# WHAT THIS TASK INVOLVES
Repeat the data exactly, please; no pictures belong in the copy.

# SUPPLIED ENTRIES
=== Begin Enclosure ===
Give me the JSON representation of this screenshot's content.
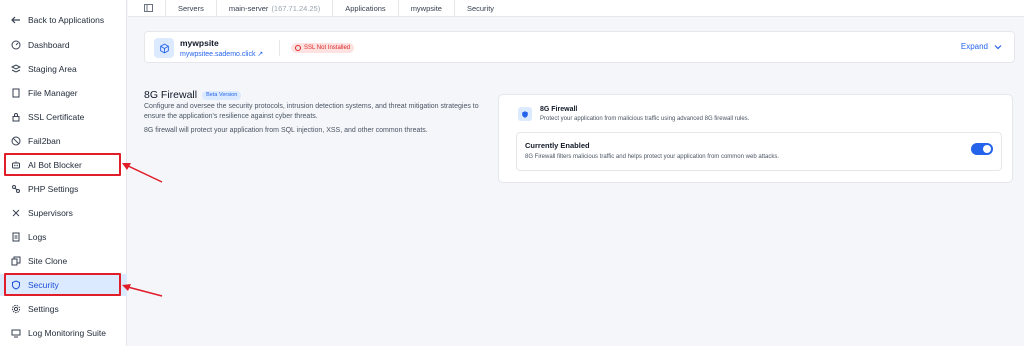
{
  "sidebar": {
    "back_label": "Back to Applications",
    "items": [
      {
        "label": "Dashboard",
        "icon": "dashboard-icon"
      },
      {
        "label": "Staging Area",
        "icon": "staging-icon"
      },
      {
        "label": "File Manager",
        "icon": "file-icon"
      },
      {
        "label": "SSL Certificate",
        "icon": "lock-icon"
      },
      {
        "label": "Fail2ban",
        "icon": "ban-icon"
      },
      {
        "label": "AI Bot Blocker",
        "icon": "robot-icon"
      },
      {
        "label": "PHP Settings",
        "icon": "php-icon"
      },
      {
        "label": "Supervisors",
        "icon": "supervisor-icon"
      },
      {
        "label": "Logs",
        "icon": "logs-icon"
      },
      {
        "label": "Site Clone",
        "icon": "clone-icon"
      },
      {
        "label": "Security",
        "icon": "shield-icon",
        "active": true
      },
      {
        "label": "Settings",
        "icon": "gear-icon"
      },
      {
        "label": "Log Monitoring Suite",
        "icon": "monitor-icon"
      }
    ]
  },
  "breadcrumb": {
    "items": [
      "Servers",
      "main-server",
      "Applications",
      "mywpsite",
      "Security"
    ],
    "server_ip": "(167.71.24.25)"
  },
  "app": {
    "name": "mywpsite",
    "domain": "mywpsitee.sademo.click",
    "ssl_status": "SSL Not Installed",
    "expand_label": "Expand"
  },
  "section": {
    "title": "8G Firewall",
    "badge": "Beta Version",
    "description": "Configure and oversee the security protocols, intrusion detection systems, and threat mitigation strategies to ensure the application's resilience against cyber threats.",
    "note": "8G firewall will protect your application from SQL injection, XSS, and other common threats."
  },
  "panel": {
    "title": "8G Firewall",
    "description": "Protect your application from malicious traffic using advanced 8G firewall rules.",
    "status_title": "Currently Enabled",
    "status_description": "8G Firewall filters malicious traffic and helps protect your application from common web attacks.",
    "enabled": true
  },
  "colors": {
    "accent": "#2563eb",
    "active_bg": "#dbeafe",
    "highlight": "#e11d2a"
  }
}
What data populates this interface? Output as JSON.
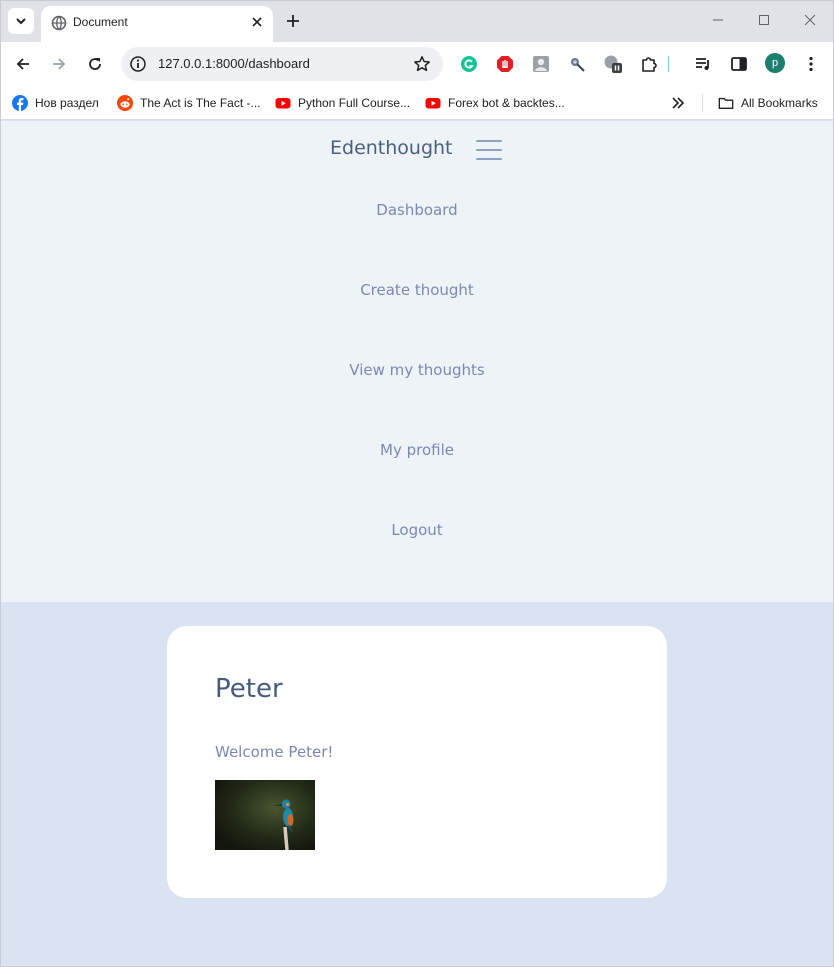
{
  "browser": {
    "tab_title": "Document",
    "url": "127.0.0.1:8000/dashboard",
    "profile_initial": "p",
    "bookmarks": [
      {
        "label": "Нов раздел",
        "icon": "facebook-icon"
      },
      {
        "label": "The Act is The Fact -...",
        "icon": "reddit-icon"
      },
      {
        "label": "Python Full Course...",
        "icon": "youtube-icon"
      },
      {
        "label": "Forex bot & backtes...",
        "icon": "youtube-icon"
      }
    ],
    "all_bookmarks_label": "All Bookmarks",
    "colors": {
      "reddit": "#ff4500",
      "youtube": "#ff0000",
      "facebook": "#1877f2",
      "grammarly": "#15c39a"
    }
  },
  "app": {
    "brand": "Edenthought",
    "nav": [
      {
        "label": "Dashboard"
      },
      {
        "label": "Create thought"
      },
      {
        "label": "View my thoughts"
      },
      {
        "label": "My profile"
      },
      {
        "label": "Logout"
      }
    ]
  },
  "dashboard": {
    "username": "Peter",
    "welcome": "Welcome Peter!",
    "photo_icon": "kingfisher-photo"
  }
}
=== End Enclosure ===
# REPLY TO THE TASK
Give me the JSON representation of this screenshot's content.
{
  "sidebar": {
    "back_label": "Back to Applications",
    "items": [
      {
        "label": "Dashboard",
        "icon": "dashboard-icon"
      },
      {
        "label": "Staging Area",
        "icon": "staging-icon"
      },
      {
        "label": "File Manager",
        "icon": "file-icon"
      },
      {
        "label": "SSL Certificate",
        "icon": "lock-icon"
      },
      {
        "label": "Fail2ban",
        "icon": "ban-icon"
      },
      {
        "label": "AI Bot Blocker",
        "icon": "robot-icon"
      },
      {
        "label": "PHP Settings",
        "icon": "php-icon"
      },
      {
        "label": "Supervisors",
        "icon": "supervisor-icon"
      },
      {
        "label": "Logs",
        "icon": "logs-icon"
      },
      {
        "label": "Site Clone",
        "icon": "clone-icon"
      },
      {
        "label": "Security",
        "icon": "shield-icon",
        "active": true
      },
      {
        "label": "Settings",
        "icon": "gear-icon"
      },
      {
        "label": "Log Monitoring Suite",
        "icon": "monitor-icon"
      }
    ]
  },
  "breadcrumb": {
    "items": [
      "Servers",
      "main-server",
      "Applications",
      "mywpsite",
      "Security"
    ],
    "server_ip": "(167.71.24.25)"
  },
  "app": {
    "name": "mywpsite",
    "domain": "mywpsitee.sademo.click",
    "ssl_status": "SSL Not Installed",
    "expand_label": "Expand"
  },
  "section": {
    "title": "8G Firewall",
    "badge": "Beta Version",
    "description": "Configure and oversee the security protocols, intrusion detection systems, and threat mitigation strategies to ensure the application's resilience against cyber threats.",
    "note": "8G firewall will protect your application from SQL injection, XSS, and other common threats."
  },
  "panel": {
    "title": "8G Firewall",
    "description": "Protect your application from malicious traffic using advanced 8G firewall rules.",
    "status_title": "Currently Enabled",
    "status_description": "8G Firewall filters malicious traffic and helps protect your application from common web attacks.",
    "enabled": true
  },
  "colors": {
    "accent": "#2563eb",
    "active_bg": "#dbeafe",
    "highlight": "#e11d2a"
  }
}
What data populates this interface? Output as JSON.
{
  "browser": {
    "tab_title": "Document",
    "url": "127.0.0.1:8000/dashboard",
    "profile_initial": "p",
    "bookmarks": [
      {
        "label": "Нов раздел",
        "icon": "facebook-icon"
      },
      {
        "label": "The Act is The Fact -...",
        "icon": "reddit-icon"
      },
      {
        "label": "Python Full Course...",
        "icon": "youtube-icon"
      },
      {
        "label": "Forex bot & backtes...",
        "icon": "youtube-icon"
      }
    ],
    "all_bookmarks_label": "All Bookmarks",
    "colors": {
      "reddit": "#ff4500",
      "youtube": "#ff0000",
      "facebook": "#1877f2",
      "grammarly": "#15c39a"
    }
  },
  "app": {
    "brand": "Edenthought",
    "nav": [
      {
        "label": "Dashboard"
      },
      {
        "label": "Create thought"
      },
      {
        "label": "View my thoughts"
      },
      {
        "label": "My profile"
      },
      {
        "label": "Logout"
      }
    ]
  },
  "dashboard": {
    "username": "Peter",
    "welcome": "Welcome Peter!",
    "photo_icon": "kingfisher-photo"
  }
}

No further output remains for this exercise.